## Work required
Below are records. Find each line in them that holds the word "values" and copy it.
Supplied material section start
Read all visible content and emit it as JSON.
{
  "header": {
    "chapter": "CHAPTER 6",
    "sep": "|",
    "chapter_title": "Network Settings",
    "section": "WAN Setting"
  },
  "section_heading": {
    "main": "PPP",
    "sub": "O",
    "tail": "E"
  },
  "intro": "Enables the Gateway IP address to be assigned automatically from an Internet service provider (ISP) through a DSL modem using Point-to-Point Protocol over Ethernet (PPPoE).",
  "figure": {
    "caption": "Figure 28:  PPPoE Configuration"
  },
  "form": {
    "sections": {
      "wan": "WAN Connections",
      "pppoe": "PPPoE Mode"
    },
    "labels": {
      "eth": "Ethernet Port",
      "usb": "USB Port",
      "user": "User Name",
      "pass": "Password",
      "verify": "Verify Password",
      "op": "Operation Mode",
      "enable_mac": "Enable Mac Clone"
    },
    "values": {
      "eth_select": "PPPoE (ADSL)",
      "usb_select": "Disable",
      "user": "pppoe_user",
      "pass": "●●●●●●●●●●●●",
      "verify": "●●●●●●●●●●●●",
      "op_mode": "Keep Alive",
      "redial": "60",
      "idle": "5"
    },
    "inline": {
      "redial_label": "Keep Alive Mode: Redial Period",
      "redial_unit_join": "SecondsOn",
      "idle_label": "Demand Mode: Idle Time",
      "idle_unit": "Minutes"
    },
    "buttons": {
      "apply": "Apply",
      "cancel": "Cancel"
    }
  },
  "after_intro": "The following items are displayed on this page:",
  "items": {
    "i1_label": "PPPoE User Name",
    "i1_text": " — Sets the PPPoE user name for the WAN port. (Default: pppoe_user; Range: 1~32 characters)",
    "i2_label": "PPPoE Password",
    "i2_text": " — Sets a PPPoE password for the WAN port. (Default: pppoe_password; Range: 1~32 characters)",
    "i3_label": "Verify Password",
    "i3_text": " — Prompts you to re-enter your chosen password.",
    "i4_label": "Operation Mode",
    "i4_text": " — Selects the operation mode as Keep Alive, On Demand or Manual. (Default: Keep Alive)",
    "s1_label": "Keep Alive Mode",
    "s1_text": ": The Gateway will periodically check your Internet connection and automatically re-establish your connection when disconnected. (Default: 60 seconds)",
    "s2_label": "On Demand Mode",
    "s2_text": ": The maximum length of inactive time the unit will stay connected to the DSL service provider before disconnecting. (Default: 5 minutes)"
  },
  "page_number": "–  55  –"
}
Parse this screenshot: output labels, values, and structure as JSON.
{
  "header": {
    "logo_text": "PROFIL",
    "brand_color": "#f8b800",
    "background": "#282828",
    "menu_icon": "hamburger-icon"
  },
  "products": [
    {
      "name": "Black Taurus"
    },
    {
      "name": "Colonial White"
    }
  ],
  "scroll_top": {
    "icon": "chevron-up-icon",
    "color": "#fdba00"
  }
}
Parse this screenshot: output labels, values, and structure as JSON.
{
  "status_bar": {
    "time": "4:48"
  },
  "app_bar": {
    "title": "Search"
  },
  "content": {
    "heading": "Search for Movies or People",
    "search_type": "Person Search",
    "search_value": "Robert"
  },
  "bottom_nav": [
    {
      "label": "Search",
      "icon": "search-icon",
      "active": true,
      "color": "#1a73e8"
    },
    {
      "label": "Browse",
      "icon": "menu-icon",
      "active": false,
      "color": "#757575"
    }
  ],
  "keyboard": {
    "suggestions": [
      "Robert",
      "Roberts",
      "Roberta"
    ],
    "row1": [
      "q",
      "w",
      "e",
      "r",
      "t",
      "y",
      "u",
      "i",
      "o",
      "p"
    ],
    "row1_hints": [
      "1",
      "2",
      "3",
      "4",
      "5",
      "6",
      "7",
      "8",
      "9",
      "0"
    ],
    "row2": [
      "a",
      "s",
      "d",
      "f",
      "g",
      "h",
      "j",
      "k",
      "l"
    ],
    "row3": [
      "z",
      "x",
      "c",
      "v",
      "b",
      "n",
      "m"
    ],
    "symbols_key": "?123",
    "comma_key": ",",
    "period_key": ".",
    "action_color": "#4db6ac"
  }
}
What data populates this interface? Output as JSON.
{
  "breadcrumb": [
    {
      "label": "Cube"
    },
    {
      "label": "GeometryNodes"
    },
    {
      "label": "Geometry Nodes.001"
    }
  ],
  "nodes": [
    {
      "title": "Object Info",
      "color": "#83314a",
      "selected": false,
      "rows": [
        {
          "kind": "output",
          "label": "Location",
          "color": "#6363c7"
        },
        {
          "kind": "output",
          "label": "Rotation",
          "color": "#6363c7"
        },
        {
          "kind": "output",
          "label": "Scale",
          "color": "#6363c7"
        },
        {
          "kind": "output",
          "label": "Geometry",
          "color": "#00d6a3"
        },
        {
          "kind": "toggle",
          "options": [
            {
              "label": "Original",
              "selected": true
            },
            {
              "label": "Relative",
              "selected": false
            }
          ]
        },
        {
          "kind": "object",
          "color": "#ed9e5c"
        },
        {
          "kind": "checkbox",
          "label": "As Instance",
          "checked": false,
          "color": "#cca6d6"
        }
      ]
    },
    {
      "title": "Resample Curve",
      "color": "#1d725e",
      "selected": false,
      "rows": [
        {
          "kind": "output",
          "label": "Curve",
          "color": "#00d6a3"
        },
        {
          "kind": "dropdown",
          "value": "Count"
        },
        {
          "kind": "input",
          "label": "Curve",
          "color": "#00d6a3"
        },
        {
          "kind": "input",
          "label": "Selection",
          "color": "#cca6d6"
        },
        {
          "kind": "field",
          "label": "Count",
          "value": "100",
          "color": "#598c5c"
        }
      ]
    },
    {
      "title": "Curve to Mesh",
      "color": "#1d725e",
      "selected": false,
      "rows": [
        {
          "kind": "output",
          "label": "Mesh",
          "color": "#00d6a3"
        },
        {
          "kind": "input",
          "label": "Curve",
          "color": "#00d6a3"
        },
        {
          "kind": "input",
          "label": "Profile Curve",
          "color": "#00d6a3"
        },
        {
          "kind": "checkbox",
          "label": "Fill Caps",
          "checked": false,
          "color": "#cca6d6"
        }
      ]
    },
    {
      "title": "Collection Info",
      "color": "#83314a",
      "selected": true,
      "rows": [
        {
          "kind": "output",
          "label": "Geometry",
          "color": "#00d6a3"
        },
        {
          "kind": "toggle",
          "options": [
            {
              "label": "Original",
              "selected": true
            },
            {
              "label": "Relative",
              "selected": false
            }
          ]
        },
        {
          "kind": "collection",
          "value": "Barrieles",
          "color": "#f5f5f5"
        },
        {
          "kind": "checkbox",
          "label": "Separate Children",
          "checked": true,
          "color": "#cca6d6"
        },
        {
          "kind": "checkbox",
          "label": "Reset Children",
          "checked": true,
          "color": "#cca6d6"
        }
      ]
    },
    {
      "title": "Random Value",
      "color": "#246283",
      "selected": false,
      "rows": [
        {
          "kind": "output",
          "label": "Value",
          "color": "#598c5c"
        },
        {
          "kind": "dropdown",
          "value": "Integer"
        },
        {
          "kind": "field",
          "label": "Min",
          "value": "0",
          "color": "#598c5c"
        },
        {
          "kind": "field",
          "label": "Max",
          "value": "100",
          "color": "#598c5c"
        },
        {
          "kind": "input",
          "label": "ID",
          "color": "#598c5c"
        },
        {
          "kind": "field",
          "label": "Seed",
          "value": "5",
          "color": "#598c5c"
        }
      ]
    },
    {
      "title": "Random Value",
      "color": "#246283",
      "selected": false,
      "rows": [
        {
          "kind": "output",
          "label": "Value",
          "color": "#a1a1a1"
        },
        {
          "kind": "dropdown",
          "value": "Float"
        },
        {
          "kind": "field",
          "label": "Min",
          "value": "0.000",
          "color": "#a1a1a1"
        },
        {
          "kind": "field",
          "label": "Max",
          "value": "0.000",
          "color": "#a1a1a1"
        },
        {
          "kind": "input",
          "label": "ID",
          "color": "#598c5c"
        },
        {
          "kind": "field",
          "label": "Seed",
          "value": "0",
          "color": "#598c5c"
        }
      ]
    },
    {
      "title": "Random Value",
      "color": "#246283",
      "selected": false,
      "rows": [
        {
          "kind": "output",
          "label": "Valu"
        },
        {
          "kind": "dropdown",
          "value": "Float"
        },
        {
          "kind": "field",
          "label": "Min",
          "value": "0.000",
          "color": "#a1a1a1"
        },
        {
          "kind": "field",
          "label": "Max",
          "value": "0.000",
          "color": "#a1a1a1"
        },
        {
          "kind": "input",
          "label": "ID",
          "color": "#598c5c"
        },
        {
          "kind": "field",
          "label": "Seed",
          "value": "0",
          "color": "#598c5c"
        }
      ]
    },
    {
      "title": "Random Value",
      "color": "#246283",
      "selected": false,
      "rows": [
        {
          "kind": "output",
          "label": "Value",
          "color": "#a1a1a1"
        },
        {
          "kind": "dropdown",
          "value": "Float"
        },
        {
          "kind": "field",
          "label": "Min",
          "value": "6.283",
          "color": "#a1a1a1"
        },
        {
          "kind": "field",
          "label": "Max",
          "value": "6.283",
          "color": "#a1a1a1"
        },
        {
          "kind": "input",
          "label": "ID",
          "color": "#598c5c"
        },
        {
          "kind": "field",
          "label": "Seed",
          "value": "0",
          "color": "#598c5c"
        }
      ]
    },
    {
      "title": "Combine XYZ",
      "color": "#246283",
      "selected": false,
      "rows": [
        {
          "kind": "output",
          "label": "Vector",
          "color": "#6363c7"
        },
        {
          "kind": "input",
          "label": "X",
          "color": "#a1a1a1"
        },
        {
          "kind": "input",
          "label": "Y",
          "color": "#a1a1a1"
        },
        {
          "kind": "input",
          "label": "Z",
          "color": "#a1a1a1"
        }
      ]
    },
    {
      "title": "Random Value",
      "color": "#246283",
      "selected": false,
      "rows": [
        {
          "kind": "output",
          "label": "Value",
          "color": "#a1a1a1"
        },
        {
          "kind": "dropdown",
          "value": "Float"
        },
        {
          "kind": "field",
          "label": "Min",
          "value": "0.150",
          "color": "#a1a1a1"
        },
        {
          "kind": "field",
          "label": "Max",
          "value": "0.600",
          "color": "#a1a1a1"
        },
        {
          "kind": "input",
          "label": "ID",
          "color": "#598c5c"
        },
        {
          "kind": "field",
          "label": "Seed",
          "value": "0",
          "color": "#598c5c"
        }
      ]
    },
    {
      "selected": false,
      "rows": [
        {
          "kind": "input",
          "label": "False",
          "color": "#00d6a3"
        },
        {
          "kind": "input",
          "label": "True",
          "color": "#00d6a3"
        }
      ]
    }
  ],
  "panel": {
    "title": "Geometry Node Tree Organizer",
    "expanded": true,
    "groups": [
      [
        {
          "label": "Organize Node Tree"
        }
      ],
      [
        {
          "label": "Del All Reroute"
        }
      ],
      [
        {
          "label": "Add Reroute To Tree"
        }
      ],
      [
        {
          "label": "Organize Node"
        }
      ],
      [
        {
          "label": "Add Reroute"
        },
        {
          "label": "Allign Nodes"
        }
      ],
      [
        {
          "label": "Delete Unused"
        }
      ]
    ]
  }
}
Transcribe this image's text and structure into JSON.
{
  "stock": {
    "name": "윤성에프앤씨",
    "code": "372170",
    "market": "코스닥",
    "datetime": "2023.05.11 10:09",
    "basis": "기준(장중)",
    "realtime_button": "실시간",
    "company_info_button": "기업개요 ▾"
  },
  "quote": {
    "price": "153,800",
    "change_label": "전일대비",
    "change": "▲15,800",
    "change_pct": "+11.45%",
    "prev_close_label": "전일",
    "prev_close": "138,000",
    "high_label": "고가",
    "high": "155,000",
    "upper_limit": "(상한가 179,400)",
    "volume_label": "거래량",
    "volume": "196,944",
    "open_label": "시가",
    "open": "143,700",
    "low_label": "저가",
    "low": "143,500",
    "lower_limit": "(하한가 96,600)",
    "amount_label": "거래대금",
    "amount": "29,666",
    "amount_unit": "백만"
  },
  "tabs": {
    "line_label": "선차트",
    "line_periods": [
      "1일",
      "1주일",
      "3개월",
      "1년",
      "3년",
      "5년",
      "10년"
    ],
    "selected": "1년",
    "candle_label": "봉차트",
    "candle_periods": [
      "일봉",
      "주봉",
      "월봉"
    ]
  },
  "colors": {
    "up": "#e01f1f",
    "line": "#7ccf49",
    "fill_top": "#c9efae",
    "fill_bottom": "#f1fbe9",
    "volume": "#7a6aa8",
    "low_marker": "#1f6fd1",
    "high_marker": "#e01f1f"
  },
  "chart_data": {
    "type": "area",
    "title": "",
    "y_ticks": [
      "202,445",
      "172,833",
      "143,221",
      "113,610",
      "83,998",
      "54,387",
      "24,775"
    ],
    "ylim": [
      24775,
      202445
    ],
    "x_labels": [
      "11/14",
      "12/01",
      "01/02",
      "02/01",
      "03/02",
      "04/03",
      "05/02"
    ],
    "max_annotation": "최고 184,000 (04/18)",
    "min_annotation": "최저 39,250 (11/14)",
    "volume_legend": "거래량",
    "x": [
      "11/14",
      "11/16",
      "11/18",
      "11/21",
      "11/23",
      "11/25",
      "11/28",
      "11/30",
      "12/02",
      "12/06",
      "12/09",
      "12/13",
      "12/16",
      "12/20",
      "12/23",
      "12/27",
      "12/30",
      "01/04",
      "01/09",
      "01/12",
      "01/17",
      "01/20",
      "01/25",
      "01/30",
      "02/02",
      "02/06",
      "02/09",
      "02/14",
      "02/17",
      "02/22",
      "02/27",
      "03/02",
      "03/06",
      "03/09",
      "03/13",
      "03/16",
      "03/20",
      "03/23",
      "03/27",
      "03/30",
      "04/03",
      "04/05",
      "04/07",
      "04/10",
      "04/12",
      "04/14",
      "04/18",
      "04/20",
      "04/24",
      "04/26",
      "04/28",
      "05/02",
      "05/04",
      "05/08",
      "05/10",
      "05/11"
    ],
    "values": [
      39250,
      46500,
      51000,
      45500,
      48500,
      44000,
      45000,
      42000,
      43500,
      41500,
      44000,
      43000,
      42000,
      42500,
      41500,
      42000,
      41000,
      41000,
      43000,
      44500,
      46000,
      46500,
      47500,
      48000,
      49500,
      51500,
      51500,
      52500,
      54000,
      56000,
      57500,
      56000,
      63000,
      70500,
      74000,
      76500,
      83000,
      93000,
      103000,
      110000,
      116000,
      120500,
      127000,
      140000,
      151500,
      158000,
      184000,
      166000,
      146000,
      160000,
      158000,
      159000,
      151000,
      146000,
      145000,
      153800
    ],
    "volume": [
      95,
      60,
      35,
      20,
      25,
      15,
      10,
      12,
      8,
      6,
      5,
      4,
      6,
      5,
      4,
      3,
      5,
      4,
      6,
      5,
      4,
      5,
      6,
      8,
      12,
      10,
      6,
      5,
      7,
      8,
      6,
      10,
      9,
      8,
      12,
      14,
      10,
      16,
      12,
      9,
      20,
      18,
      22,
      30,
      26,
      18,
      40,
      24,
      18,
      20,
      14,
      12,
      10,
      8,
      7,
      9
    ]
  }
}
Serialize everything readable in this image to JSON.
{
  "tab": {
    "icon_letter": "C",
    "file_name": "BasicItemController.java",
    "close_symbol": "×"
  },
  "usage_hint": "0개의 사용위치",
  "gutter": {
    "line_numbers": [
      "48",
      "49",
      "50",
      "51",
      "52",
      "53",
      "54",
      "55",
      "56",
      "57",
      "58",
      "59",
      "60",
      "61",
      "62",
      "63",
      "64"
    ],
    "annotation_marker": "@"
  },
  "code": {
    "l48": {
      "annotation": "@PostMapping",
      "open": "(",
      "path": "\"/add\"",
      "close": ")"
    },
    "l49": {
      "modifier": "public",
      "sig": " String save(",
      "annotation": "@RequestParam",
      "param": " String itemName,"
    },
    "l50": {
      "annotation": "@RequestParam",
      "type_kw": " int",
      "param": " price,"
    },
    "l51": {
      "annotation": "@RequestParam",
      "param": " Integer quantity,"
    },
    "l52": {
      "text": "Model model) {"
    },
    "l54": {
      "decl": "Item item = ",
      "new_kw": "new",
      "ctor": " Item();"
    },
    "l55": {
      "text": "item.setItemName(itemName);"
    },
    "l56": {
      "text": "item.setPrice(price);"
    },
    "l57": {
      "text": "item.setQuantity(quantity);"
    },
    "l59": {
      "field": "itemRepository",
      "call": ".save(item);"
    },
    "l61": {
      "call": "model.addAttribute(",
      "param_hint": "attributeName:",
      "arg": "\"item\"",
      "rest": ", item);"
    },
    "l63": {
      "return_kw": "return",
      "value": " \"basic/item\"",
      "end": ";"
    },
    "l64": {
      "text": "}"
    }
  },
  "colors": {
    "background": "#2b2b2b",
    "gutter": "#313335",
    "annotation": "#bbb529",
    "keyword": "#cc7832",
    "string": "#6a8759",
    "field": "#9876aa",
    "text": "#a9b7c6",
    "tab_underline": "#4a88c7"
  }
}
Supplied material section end
## Response below
    "values": {
Parse this screenshot: output labels, values, and structure as JSON.
Parse this screenshot: output labels, values, and structure as JSON.
    "values": [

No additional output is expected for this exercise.